Why are people concerned about Astro?

Over the past year, concerns have been raised about the amount of data being tracked by big tech companies and how responsibly they handle such data. According to Amazon Astro navigates around a home using infrared light pings. Data collected is processed onboard and is not sent to the cloud. However, Astro uses the data it collects to create a map of the home. This map is sent to and stored on the cloud. Amazon combines the data it receives from Astro with other data like customer-provided room names, readings of Wi-Fi signal strength to create a map of the home.

Back in 2019, Amazon caused controversy when it was reported that Amazon employees listen to Alexa recordings in order to train their AI. Judges in the United States have been issuing warrants to get access to Alexa recordings. Amazon has also stated that some employees at the company even have access to the location information of the speakers that made the recordings. All of this paints a worrying picture about how private and secure user’s data really is. Now with Astro, the company will have the ability to not only listen to its customers but also watch them.

What’s your opinion on Astro? A helpful gadget that will make life easier or a worrying invasion of privacy?
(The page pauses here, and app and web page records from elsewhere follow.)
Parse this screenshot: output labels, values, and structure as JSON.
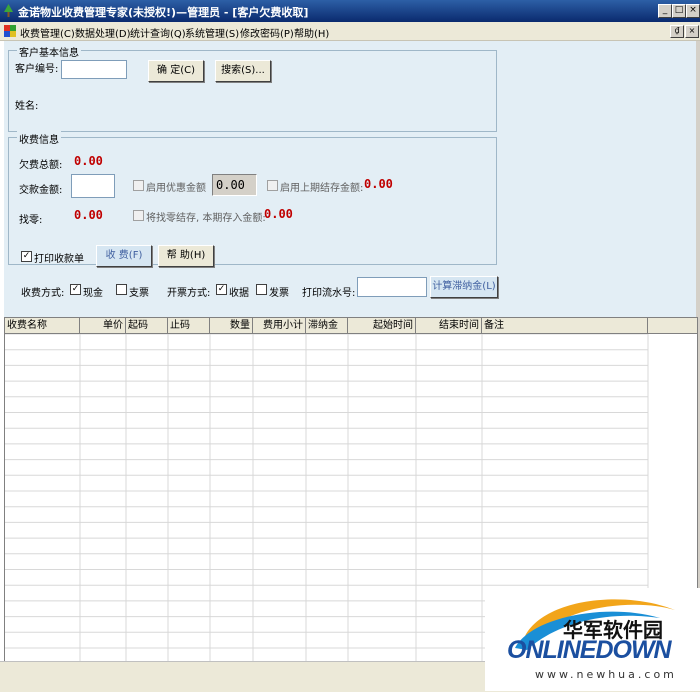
{
  "window": {
    "title": "金诺物业收费管理专家(未授权!)—管理员 - [客户欠费收取]",
    "minimize": "_",
    "maximize": "□",
    "close": "×",
    "mdi_restore": "₫",
    "mdi_close": "×"
  },
  "menu": [
    "收费管理(C)",
    "数据处理(D)",
    "统计查询(Q)",
    "系统管理(S)",
    "修改密码(P)",
    "帮助(H)"
  ],
  "customer": {
    "group_title": "客户基本信息",
    "id_label": "客户编号:",
    "id_value": "",
    "confirm_button": "确 定(C)",
    "search_button": "搜索(S)...",
    "name_label": "姓名:"
  },
  "charge": {
    "group_title": "收费信息",
    "total_owed_label": "欠费总额:",
    "total_owed_value": "0.00",
    "pay_amount_label": "交款金额:",
    "pay_amount_value": "",
    "discount_label": "启用优惠金额",
    "discount_value": "0.00",
    "prev_balance_label": "启用上期结存金额:",
    "prev_balance_value": "0.00",
    "change_label": "找零:",
    "change_value": "0.00",
    "carry_label": "将找零结存, 本期存入金额:",
    "carry_value": "0.00",
    "print_receipt_label": "打印收款单",
    "print_receipt_checked": "✓",
    "collect_button": "收 费(F)",
    "help_button": "帮   助(H)"
  },
  "payment": {
    "method_label": "收费方式:",
    "cash_label": "现金",
    "cash_checked": "✓",
    "check_label": "支票",
    "invoice_label": "开票方式:",
    "receipt_label": "收据",
    "receipt_checked": "✓",
    "fapiao_label": "发票",
    "serial_label": "打印流水号:",
    "serial_value": "",
    "late_fee_button": "计算滞纳金(L)"
  },
  "grid": {
    "columns": [
      "收费名称",
      "单价",
      "起码",
      "止码",
      "数量",
      "费用小计",
      "滞纳金",
      "起始时间",
      "结束时间",
      "备注"
    ]
  },
  "logo": {
    "cn": "华军软件园",
    "en": "ONLINEDOWN",
    "url": "www.newhua.com"
  }
}
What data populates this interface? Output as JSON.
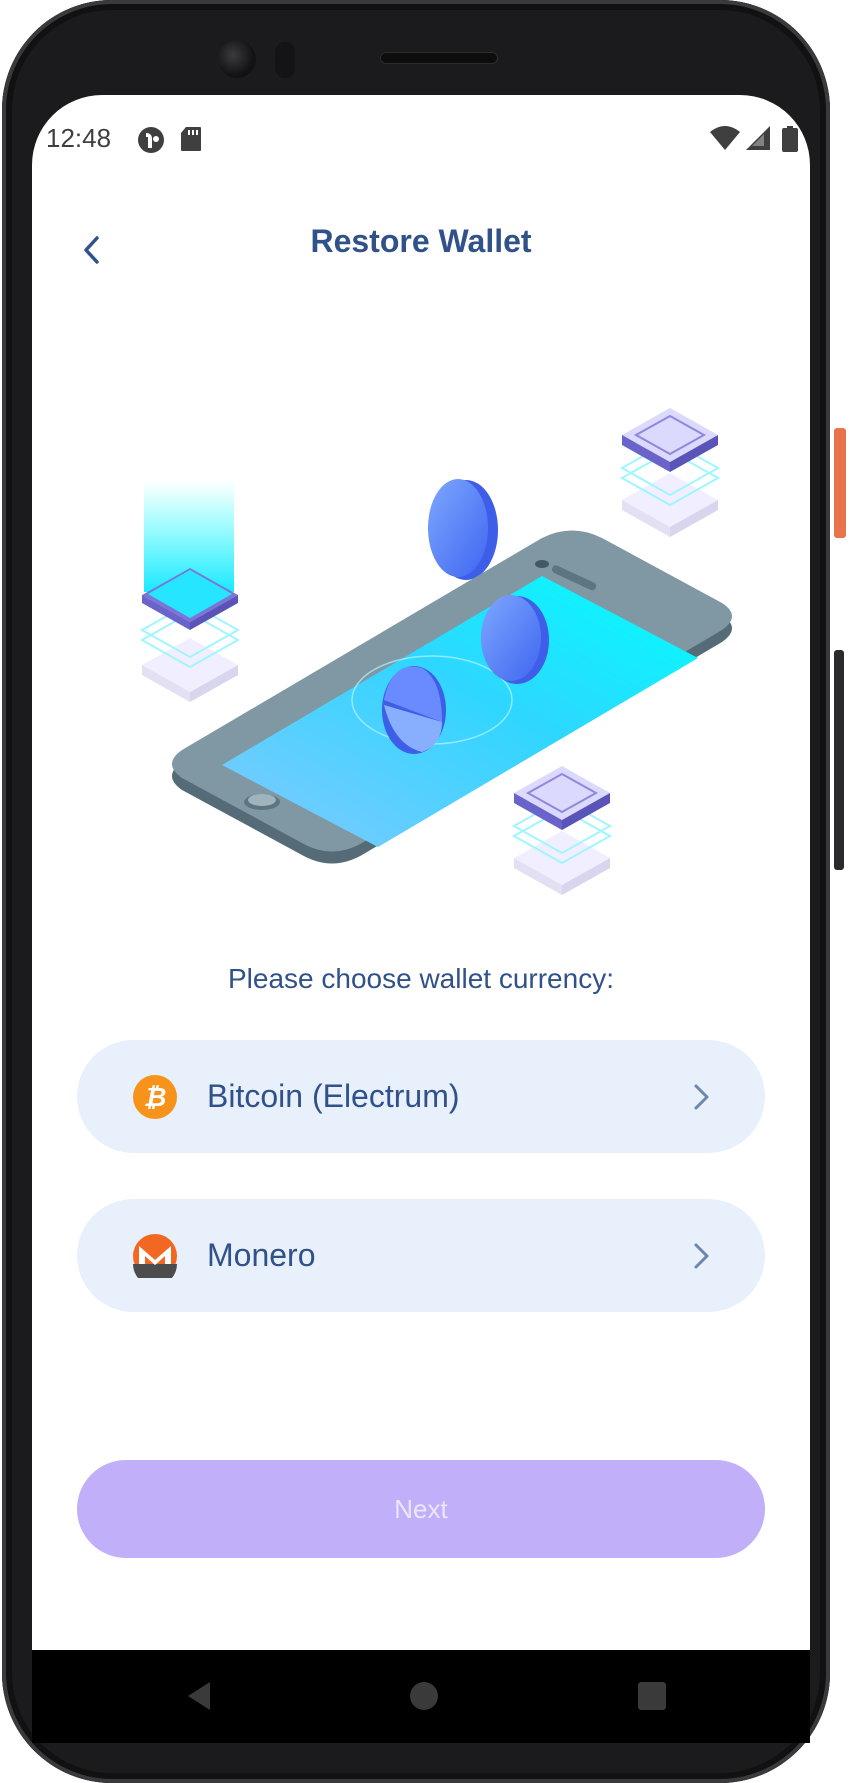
{
  "status_bar": {
    "time": "12:48",
    "left_icons": [
      "app-notification-icon",
      "sd-card-icon"
    ],
    "right_icons": [
      "wifi-icon",
      "cellular-signal-icon",
      "battery-icon"
    ]
  },
  "header": {
    "back_icon": "chevron-left-icon",
    "title": "Restore Wallet"
  },
  "illustration": {
    "description_icon": "phone-crypto-illustration"
  },
  "prompt": "Please choose wallet currency:",
  "currencies": [
    {
      "label": "Bitcoin (Electrum)",
      "icon": "bitcoin-icon",
      "icon_color": "#f7931a"
    },
    {
      "label": "Monero",
      "icon": "monero-icon",
      "icon_color": "#f26822"
    }
  ],
  "next_button": {
    "label": "Next",
    "enabled": false
  },
  "nav_bar": {
    "items": [
      "back-triangle-icon",
      "home-circle-icon",
      "recents-square-icon"
    ]
  },
  "colors": {
    "accent": "#30518a",
    "option_background": "#e8f0fb",
    "button_disabled": "#c1aff9",
    "screen_cyan": "#00ffff"
  }
}
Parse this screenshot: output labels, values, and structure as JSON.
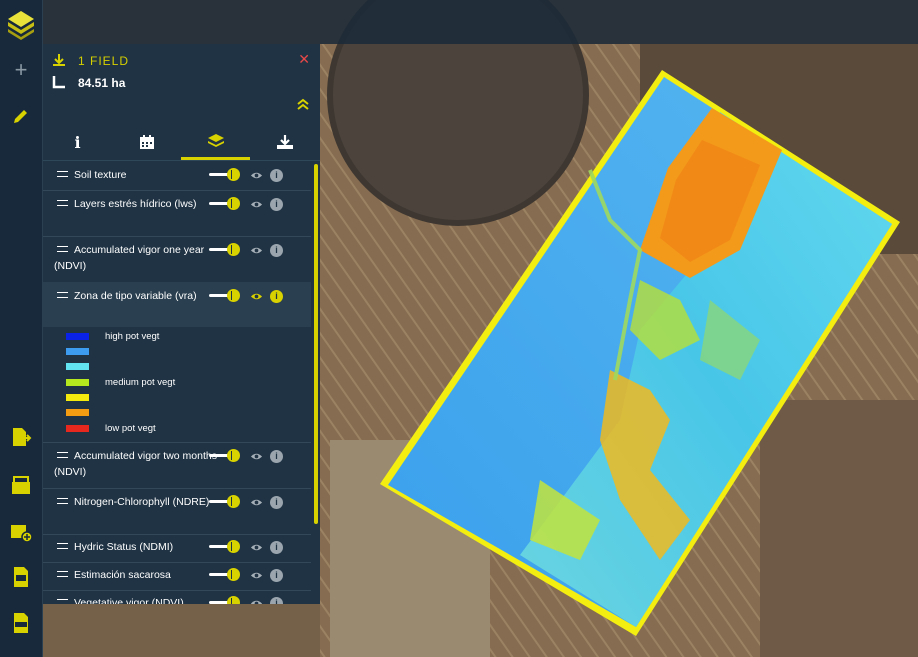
{
  "panel": {
    "title": "1 FIELD",
    "area": "84.51 ha",
    "close_glyph": "✕",
    "collapse_glyph": "⌃",
    "tabs": [
      {
        "icon": "info-icon",
        "glyph": "i"
      },
      {
        "icon": "calendar-icon"
      },
      {
        "icon": "layers-icon"
      },
      {
        "icon": "download-icon"
      }
    ],
    "active_tab": 2
  },
  "layers": [
    {
      "name": "Soil texture",
      "enabled": true
    },
    {
      "name": "Layers estrés hídrico (lws)",
      "enabled": true
    },
    {
      "name": "Accumulated vigor one year (NDVI)",
      "enabled": true
    },
    {
      "name": "Zona de tipo variable (vra)",
      "enabled": true,
      "expanded": true
    },
    {
      "name": "Accumulated vigor two months (NDVI)",
      "enabled": true
    },
    {
      "name": "Nitrogen-Chlorophyll (NDRE)",
      "enabled": true
    },
    {
      "name": "Hydric Status (NDMI)",
      "enabled": true
    },
    {
      "name": "Estimación sacarosa",
      "enabled": true
    },
    {
      "name": "Vegetative vigor (NDVI)",
      "enabled": true
    }
  ],
  "legend": [
    {
      "color": "#0a22e8",
      "label": "high pot vegt"
    },
    {
      "color": "#3d9cf0",
      "label": ""
    },
    {
      "color": "#62e4f2",
      "label": ""
    },
    {
      "color": "#b6ea1e",
      "label": "medium pot vegt"
    },
    {
      "color": "#f4ea0e",
      "label": ""
    },
    {
      "color": "#f49c12",
      "label": ""
    },
    {
      "color": "#e6281e",
      "label": "low pot vegt"
    }
  ],
  "info_glyph": "i",
  "colors": {
    "accent": "#d8d200",
    "panel": "#1f3344",
    "sidebar": "#17293a"
  }
}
Subscribe to Whitepapers.online for more information.

Feature image: Amazon